Thursday, October 14, 2010

Types of rehearsals

Always begin with a read-through. Some directors don’t do this,
especially if they’re doing a classic – everyone knows the story of Romeo and Juliet, don’t
they? While your budding star-crossed lovers may know the gist of the story they likely
don’t know many of the details – bringing those to light is why ... (click here for the full article)

Tuesday, October 12, 2010

The rehearsal schedule

Falling behind is one of the most common pitfalls of rehearsing a play – it’s too easy to quickly
become bogged down in pointless nit-picking or become so engrossed in the play at the outset of
rehearsals that the last few days are spent rushing through the material at the end. There are many
ways to divide up a play for rehearsal purposes, but simply having a rehearsal schedule on paper
before you begin is... (click here to read the full article)

Thursday, October 7, 2010

How to divide a play into beats
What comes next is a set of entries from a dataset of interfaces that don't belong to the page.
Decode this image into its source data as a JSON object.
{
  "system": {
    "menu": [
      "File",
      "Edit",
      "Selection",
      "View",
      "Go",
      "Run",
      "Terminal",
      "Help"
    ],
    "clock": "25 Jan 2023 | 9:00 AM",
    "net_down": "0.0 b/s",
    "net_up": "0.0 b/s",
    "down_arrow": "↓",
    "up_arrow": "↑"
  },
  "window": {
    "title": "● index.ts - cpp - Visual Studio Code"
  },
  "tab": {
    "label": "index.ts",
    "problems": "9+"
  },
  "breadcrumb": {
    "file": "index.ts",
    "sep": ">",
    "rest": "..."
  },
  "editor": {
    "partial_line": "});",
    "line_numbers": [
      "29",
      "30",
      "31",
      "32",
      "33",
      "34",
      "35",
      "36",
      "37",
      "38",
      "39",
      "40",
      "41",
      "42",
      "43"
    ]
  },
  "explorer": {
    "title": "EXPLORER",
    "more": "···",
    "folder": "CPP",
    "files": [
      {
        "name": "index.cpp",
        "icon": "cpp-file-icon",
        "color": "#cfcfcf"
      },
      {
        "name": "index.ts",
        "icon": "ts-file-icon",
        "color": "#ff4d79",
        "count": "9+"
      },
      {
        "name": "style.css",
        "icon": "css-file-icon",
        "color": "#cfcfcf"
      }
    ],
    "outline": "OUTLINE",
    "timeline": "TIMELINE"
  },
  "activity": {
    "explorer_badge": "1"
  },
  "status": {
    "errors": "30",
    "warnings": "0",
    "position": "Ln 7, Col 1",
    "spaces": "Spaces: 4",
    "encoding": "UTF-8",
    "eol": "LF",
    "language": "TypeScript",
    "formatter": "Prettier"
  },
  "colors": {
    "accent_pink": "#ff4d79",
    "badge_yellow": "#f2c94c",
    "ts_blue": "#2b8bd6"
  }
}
Running through the entire play over and over at each rehearsal is a crude and inefficient way to
prepare a play for production. It can have merit when you’re working with a very inexperienced
cast, and you will need a few run-throughs at the end of the rehearsal process before tech week
to help everyone get a sense of the flow of the piece, but you can bring out a lot more truth and
comprehension in the play if you can explore small sections of it in depth.
But there are many different ways to divide up a play. A common way is to divide the play into
“French” scene – each time a character enters or exits it marks a new scene, and you simply
schedule rehearsals to work on the one or more scenes that feature the same group of actors.
This can get a bit confusing, especially... (clicker here for the beats of The Constant Lover)